If your child developed a high fever out of the blue, who would you call? It’s a no-brainer; many parents have their pediatrician’s number on speed dial to have ready access to the person they carefully chose to manage their child’s medical care needs. Due to their specialized training, working with a trusted pediatrician ensures the best possible care.
Similarly, settling on a health care provider who focuses on senior health care concerns is just as important for seniors. Yet, unfortunately, the health care system in general has not placed much focus on the unique health care needs of older adults, so age-friendly health care is lacking.
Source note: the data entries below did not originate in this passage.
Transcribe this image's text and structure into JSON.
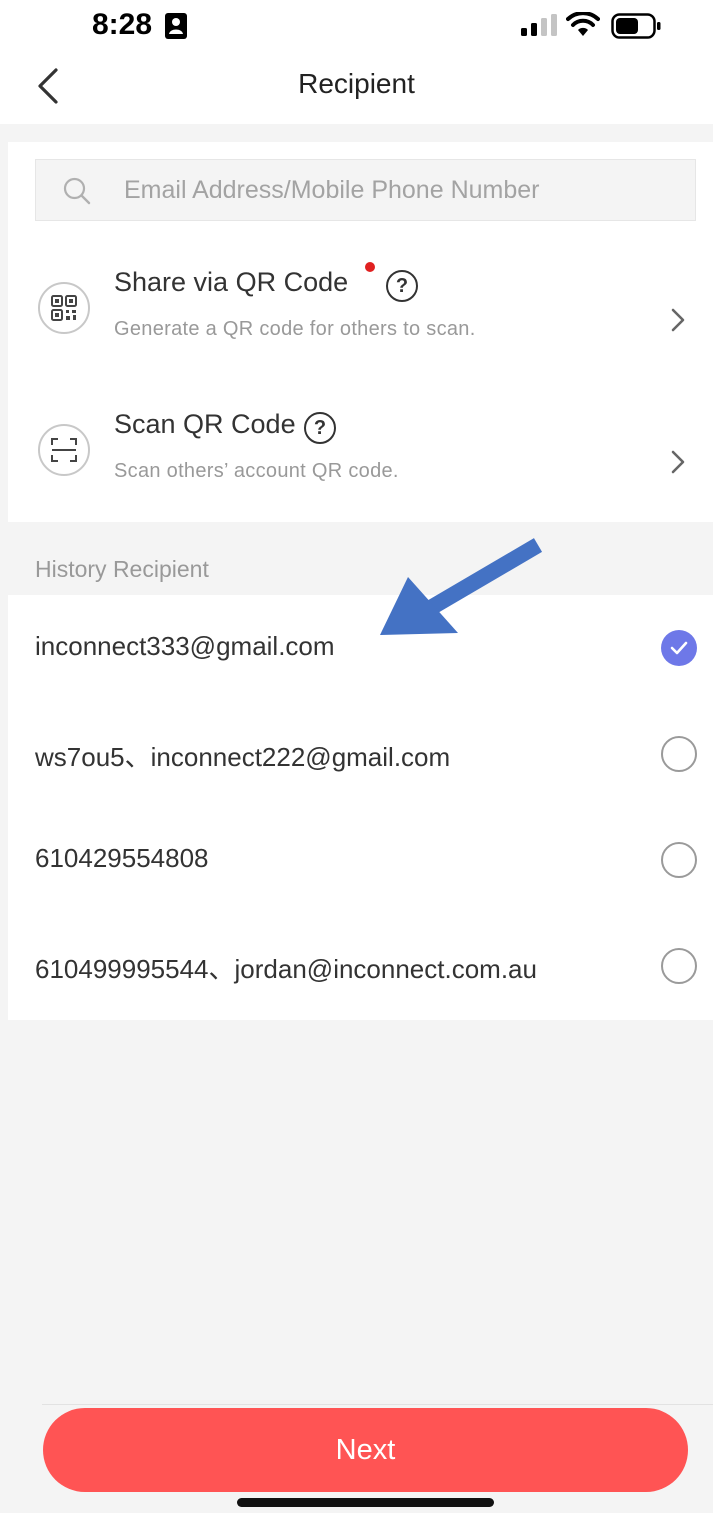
{
  "status_bar": {
    "time": "8:28"
  },
  "nav": {
    "title": "Recipient"
  },
  "search": {
    "placeholder": "Email Address/Mobile Phone Number",
    "value": ""
  },
  "options": [
    {
      "title": "Share via QR Code",
      "subtitle": "Generate a QR code for others to scan.",
      "icon": "qr-code-icon",
      "has_new_dot": true
    },
    {
      "title": "Scan QR Code",
      "subtitle": "Scan others’ account QR code.",
      "icon": "scan-frame-icon",
      "has_new_dot": false
    }
  ],
  "history": {
    "header": "History Recipient",
    "items": [
      {
        "label": "inconnect333@gmail.com",
        "selected": true
      },
      {
        "label": "ws7ou5、inconnect222@gmail.com",
        "selected": false
      },
      {
        "label": "610429554808",
        "selected": false
      },
      {
        "label": "610499995544、jordan@inconnect.com.au",
        "selected": false
      }
    ]
  },
  "actions": {
    "next_label": "Next"
  },
  "colors": {
    "accent_red": "#ff5454",
    "selected_purple": "#6e78e8",
    "annotation_blue": "#4472c4",
    "new_dot_red": "#e02020"
  }
}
Dr. Carla Perissinotto, geriatrician and professor of medicine at the University of California, San Francisco, shares her worries over this age-related health care gap, and just how little professors in medical school are focused on elder care.
In fact, reflecting on her own residency, she shares, “We literally did the same thing for forty-year-olds as we did for eighty-year-olds, and we’d treat all eighty-year-olds the same whether they’re dependent or independent, have limited life expectancy or complete life expectancy, and that just didn’t sit well with me.”
Fortunately, there is a new push to offer med students increased training in geriatrics, including a focus on a holistic strategy to senior care – thinking about the body as a whole. It’s vital for seniors to have a trusted geriatrician who’s able to oversee and piece together the effects of the often multiple specialists an older adult patient sees. In fact, providing additional education for anyone who comes in contact with seniors in a medical setting – from hospital receptionists to EMTs and triage workers to doctors and nurses – is crucial to fight ageism and make sure that seniors get the quality age-friendly health care they require and deserve.
In addition, seniors and their family caregivers may want to research the services of a geriatrician as their primary care physician. Not to be mistaken for gerontologists, who specialize in aging-related matters but are not medical doctors, geriatricians are board-certified physicians who have completed a fellowship in geriatric medicine and have also passed the Geriatric Medicine Certification Exam.
According to the American Society of Geriatrics, there are approximately 7,000 certified geriatricians in the United States. They recommend assessing potential geriatricians by asking the following types of questions:
- Do you accept my insurance plan?
- What certification and training have you received?
- How is communication handled – email appointment reminders, texts about prescription refills, etc.?
- Will you work with all members of my healthcare team?
- What is your guiding philosophy?
Schedule an in-person visit with the geriatrician for an opening consultation, and assess additional details such as:
- Is there plenty of parking?
- Is the office easy to access?
- Does the geriatrician speak directly to the older adult?
- Are the staff respectful and courteous?
- Do questions receive comprehensive answers?
Pay attention to your gut feelings. If you notice any red flags, you might want to consider searching further to be sure that the geriatrician selected is an individual both you and the senior are fully comfortable with.
At Atlanta Home Care Partners, our care team members are fully trained in providing compassionate, skilled, care for older adults in the comfort of home. Contact us any time at 404-228-0103 or online for help and support or for additional information about our customized home care services and elderly care in Atlanta and the surrounding areas.